WORK INSTRUCTION: Isolate every line in the data with the string "this" and copy it.

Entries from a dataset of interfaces
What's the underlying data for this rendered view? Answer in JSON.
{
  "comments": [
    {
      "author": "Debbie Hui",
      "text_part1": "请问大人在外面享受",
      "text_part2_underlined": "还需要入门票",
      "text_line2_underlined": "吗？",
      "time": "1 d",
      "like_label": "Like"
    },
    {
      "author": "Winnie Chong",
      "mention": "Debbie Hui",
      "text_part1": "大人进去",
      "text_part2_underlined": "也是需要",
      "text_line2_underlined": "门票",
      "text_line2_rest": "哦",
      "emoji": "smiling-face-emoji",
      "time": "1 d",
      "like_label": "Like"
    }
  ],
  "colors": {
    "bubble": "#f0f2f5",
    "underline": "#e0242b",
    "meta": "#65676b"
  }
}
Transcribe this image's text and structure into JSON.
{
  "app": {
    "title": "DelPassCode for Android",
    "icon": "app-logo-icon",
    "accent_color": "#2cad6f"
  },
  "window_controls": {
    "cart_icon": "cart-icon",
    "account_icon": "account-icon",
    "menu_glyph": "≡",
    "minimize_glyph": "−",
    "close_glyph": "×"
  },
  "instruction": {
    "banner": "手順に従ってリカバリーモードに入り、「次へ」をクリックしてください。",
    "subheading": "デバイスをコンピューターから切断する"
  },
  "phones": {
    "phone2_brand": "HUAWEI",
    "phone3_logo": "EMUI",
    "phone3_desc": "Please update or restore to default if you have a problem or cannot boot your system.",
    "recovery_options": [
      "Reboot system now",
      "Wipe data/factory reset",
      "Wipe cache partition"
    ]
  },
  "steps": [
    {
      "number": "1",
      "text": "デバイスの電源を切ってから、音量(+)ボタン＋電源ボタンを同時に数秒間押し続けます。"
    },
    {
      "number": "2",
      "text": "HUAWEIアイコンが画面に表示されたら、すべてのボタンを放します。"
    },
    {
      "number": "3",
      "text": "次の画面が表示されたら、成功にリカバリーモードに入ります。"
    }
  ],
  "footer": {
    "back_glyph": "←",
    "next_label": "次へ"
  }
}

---

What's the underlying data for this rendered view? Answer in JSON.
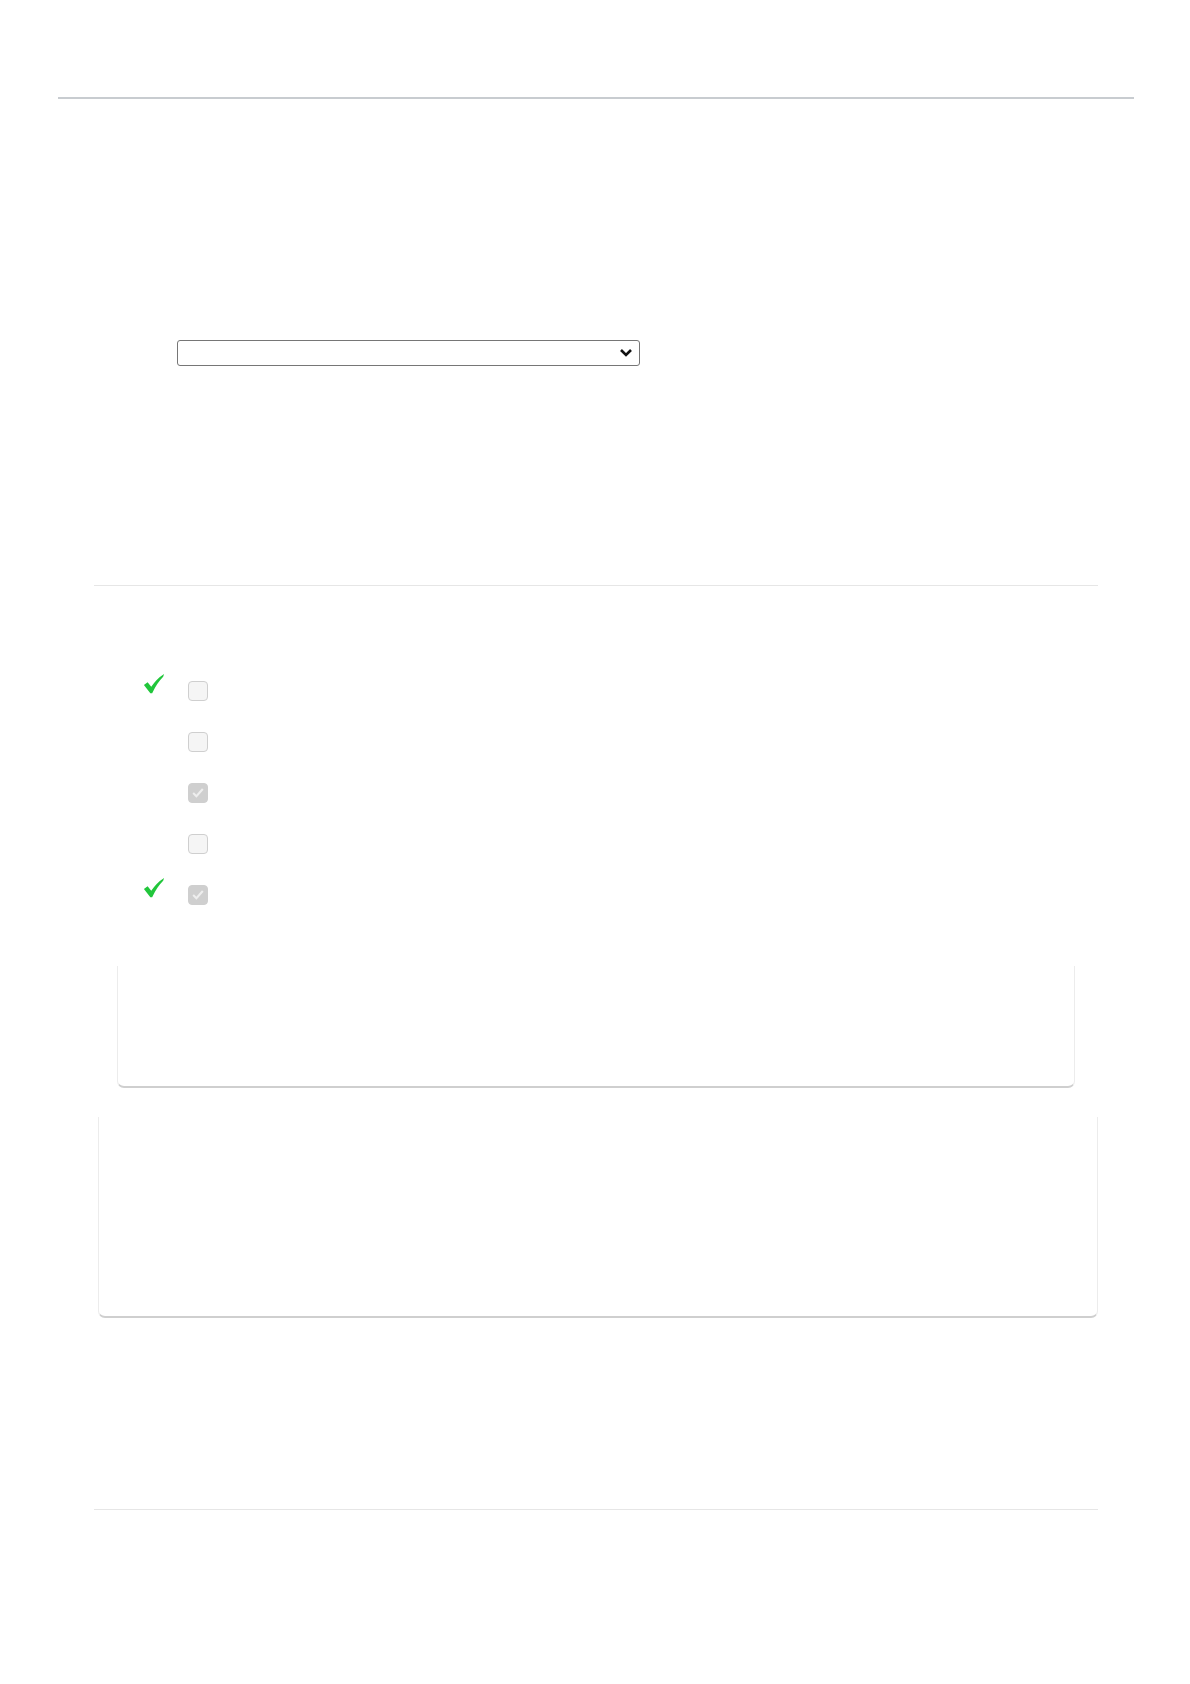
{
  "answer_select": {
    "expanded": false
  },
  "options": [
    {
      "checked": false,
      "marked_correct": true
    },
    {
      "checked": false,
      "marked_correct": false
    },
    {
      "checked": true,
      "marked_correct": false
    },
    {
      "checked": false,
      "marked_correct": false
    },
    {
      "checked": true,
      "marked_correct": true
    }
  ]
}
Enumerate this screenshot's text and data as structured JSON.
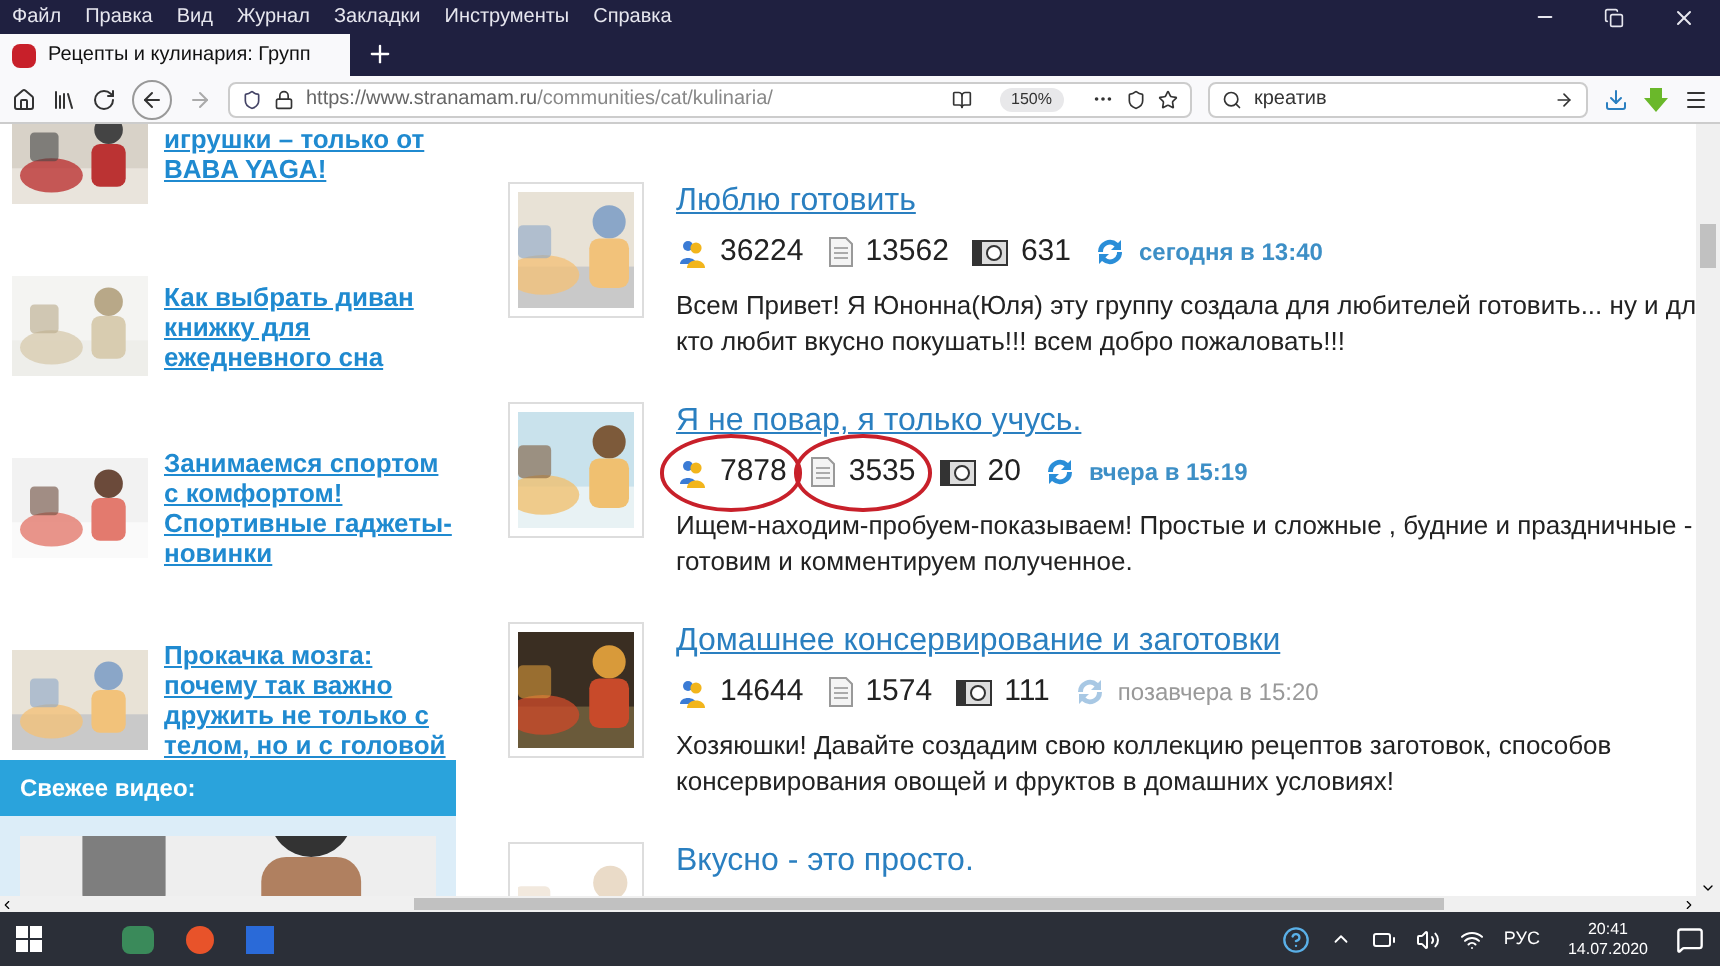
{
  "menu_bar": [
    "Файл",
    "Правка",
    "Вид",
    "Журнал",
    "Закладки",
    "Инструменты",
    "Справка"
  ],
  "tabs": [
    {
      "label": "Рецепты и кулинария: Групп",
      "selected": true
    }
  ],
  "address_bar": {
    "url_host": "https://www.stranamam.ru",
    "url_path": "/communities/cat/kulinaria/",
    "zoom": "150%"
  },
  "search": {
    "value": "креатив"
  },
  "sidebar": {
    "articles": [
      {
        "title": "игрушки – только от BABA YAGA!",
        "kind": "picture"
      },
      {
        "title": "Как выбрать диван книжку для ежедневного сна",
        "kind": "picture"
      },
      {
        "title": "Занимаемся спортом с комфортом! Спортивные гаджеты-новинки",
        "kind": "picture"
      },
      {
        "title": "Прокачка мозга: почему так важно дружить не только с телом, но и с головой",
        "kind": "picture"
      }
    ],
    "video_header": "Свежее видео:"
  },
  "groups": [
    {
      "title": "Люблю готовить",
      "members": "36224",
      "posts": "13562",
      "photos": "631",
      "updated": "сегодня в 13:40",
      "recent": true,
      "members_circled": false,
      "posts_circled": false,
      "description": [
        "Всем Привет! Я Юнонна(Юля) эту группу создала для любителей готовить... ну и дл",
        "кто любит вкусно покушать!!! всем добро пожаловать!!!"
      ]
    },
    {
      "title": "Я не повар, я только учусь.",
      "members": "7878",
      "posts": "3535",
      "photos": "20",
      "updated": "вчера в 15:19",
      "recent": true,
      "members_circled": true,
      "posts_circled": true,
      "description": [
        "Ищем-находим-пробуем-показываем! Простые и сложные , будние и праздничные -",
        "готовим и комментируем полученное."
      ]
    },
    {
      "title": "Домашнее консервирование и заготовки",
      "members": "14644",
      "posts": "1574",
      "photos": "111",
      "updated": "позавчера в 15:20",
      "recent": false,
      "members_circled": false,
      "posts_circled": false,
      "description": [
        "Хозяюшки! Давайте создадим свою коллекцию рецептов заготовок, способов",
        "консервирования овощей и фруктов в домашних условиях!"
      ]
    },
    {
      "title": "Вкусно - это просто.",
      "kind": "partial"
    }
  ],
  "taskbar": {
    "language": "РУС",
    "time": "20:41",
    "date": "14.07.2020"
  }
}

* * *

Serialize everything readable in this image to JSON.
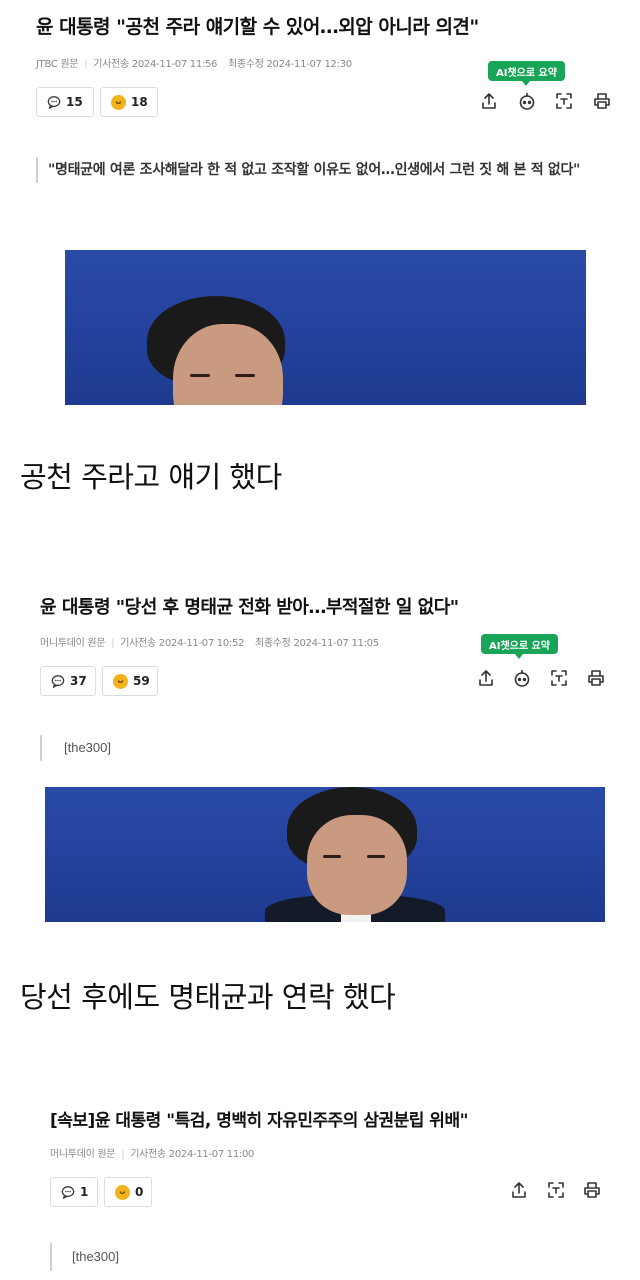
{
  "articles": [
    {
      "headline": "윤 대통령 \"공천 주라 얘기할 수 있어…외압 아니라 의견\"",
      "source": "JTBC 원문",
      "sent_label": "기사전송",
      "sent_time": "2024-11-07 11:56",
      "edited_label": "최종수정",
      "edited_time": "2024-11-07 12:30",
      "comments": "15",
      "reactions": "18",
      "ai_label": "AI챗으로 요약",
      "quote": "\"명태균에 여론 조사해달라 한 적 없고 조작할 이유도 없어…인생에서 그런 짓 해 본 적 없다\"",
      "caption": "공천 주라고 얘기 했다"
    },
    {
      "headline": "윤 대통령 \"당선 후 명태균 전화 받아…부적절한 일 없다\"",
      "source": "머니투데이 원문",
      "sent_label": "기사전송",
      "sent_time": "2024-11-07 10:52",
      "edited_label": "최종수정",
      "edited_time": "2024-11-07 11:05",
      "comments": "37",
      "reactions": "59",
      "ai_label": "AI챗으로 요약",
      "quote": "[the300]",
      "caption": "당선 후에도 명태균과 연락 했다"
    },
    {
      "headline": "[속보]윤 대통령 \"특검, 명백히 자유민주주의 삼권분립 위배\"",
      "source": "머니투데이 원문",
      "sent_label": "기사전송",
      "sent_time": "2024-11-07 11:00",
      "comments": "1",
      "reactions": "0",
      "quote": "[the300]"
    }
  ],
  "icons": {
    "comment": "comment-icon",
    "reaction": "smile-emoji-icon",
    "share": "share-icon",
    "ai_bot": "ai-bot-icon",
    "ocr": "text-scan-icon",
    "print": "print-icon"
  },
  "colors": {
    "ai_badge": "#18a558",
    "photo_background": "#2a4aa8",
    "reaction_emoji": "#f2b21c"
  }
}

RESULT:
What's the underlying data for this rendered view? Answer in JSON.
Transcribe this image's text and structure into JSON.
What's the underlying data for this rendered view? Answer in JSON.
Enumerate this screenshot's text and data as structured JSON.
Serialize everything readable in this image to JSON.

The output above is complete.